4. One could, in theory, do all the normal variations of nineteenth-century couple dancing, turning in reverse or dancing forward and backward with no turn at all. But there's enough going on in the Cross Step Polka with the he-goes-she-goes sequence of steps that it doesn't feel particularly necessary.
Other than the ambiguity about the precise performance of the polka step, there are only two points of confusion in the sources:
1. Gilbert called Part Two the Glide Polka while DeGarmo called it the Esmeralda, which earlier in the century had a different, four-bar pattern of its own. Looking at the actual descriptions in their books, however, the steps of DeGarmo's Esmeralda and Gilbert's Glide Polka are the same, and DeGarmo's Esmeralda is subtitled "Glide Polka". DeGarmo's excuse for using the Esmeralda name, taken from his preface to the addenda to the fifth edition, was that he advised that "where different names are applied to the same dance, the original name be retained and all the others discarded." He wasn't being very consistent in this case, since he also acknowledged the different pattern of the original Esmeralda!

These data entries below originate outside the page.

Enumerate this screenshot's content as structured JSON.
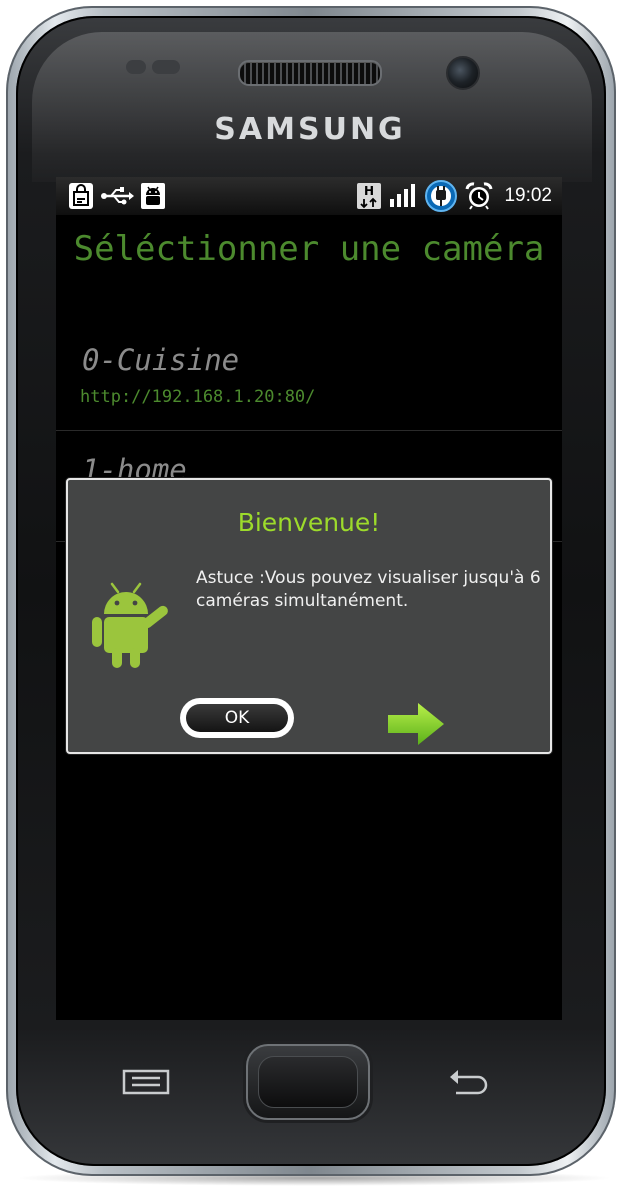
{
  "device": {
    "brand": "SAMSUNG"
  },
  "statusbar": {
    "time": "19:02",
    "icons_left": [
      "shopping-bag-icon",
      "usb-icon",
      "android-debug-icon"
    ],
    "icons_right": [
      "hspa-data-icon",
      "signal-icon",
      "charging-icon",
      "alarm-icon"
    ]
  },
  "app": {
    "title": "Séléctionner une caméra",
    "cameras": [
      {
        "name": "0-Cuisine",
        "url": "http://192.168.1.20:80/"
      },
      {
        "name": "1-home"
      }
    ]
  },
  "dialog": {
    "title": "Bienvenue!",
    "message": "Astuce :Vous pouvez visualiser jusqu'à 6 caméras simultanément.",
    "ok_label": "OK",
    "accent_color": "#9ddb2b"
  },
  "colors": {
    "title_green": "#4c8a2e",
    "dialog_bg": "#444545"
  }
}
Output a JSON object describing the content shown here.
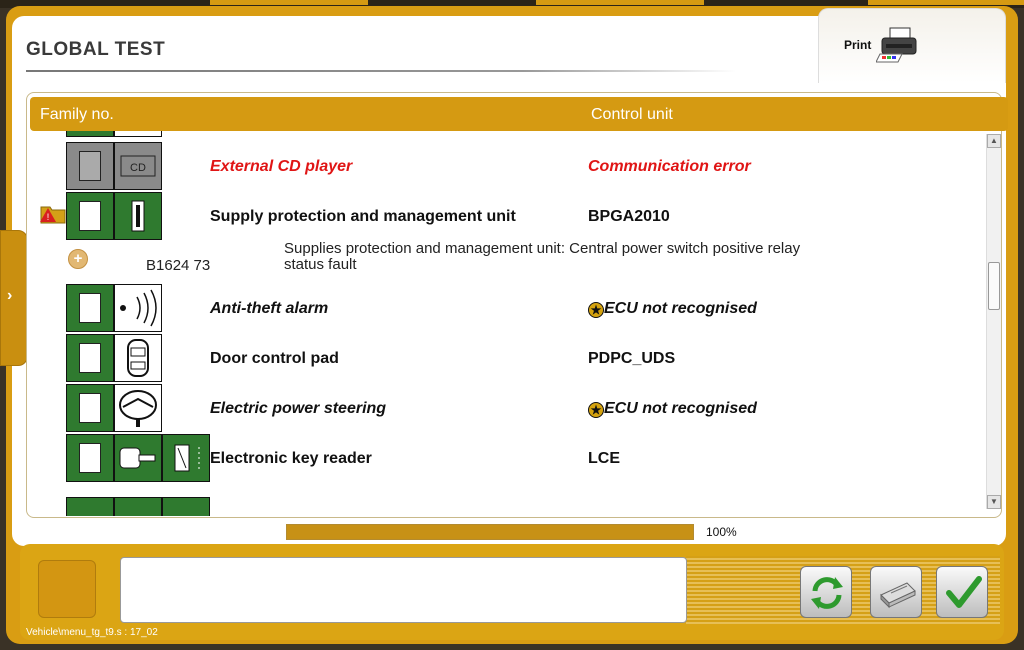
{
  "header": {
    "title": "GLOBAL TEST",
    "print_label": "Print"
  },
  "table": {
    "columns": [
      "Family no.",
      "Control unit"
    ],
    "rows": [
      {
        "family": "External CD player",
        "control": "Communication error",
        "style": "error",
        "icon": "cd-player-icon"
      },
      {
        "family": "Supply protection and management unit",
        "control": "BPGA2010",
        "style": "ok",
        "icon": "supply-unit-icon"
      },
      {
        "family": "Anti-theft alarm",
        "control": "ECU not recognised",
        "style": "unrecognised",
        "icon": "alarm-icon"
      },
      {
        "family": "Door control pad",
        "control": "PDPC_UDS",
        "style": "ok",
        "icon": "car-door-icon"
      },
      {
        "family": "Electric power steering",
        "control": "ECU not recognised",
        "style": "unrecognised",
        "icon": "steering-wheel-icon"
      },
      {
        "family": "Electronic key reader",
        "control": "LCE",
        "style": "ok",
        "icon": "key-reader-icon"
      }
    ],
    "fault": {
      "code": "B1624 73",
      "description": "Supplies protection and management unit: Central power switch positive relay status fault"
    }
  },
  "progress": {
    "value": 1.0,
    "label": "100%"
  },
  "footer": {
    "status": "Vehicle\\menu_tg_t9.s : 17_02",
    "buttons": [
      "refresh-icon",
      "print-report-icon",
      "validate-check-icon"
    ]
  },
  "colors": {
    "accent": "#d59a12",
    "ecu_green": "#2f7a2f",
    "error_red": "#e01515"
  }
}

2. Gilbert has a habit of notating the polka as "&123" instead of "&1&2", which is particularly annoying in a variation like this, where he has notated the first measure of each part in two and appears to have notated the second of each in three: 1&2&123, 1&2&123. Is clear from a thorough reading of Gilbert as well as a comparison to DeGarmo that this is just Gilbert's little editorial tic rather than the Cross Step Polka being danced in five.
A Final Note
A dance called the Polka Croisée appears in G. W. Lopp's La Danse (Paris, 1903), which is in large part a translation of Gilbert. While the Polka Croisée is clearly related to the Cross Step Polka that appeared in Gilbert and DeGarmo, it lacks the mismatched footwork and has slightly different steps that reflect some of the differences in practice in Lopp. It is sufficiently distinct that at some point it will warrant a post of its own.
Special thanks to Christina for patiently dance-testing the Cross Step Polka with me!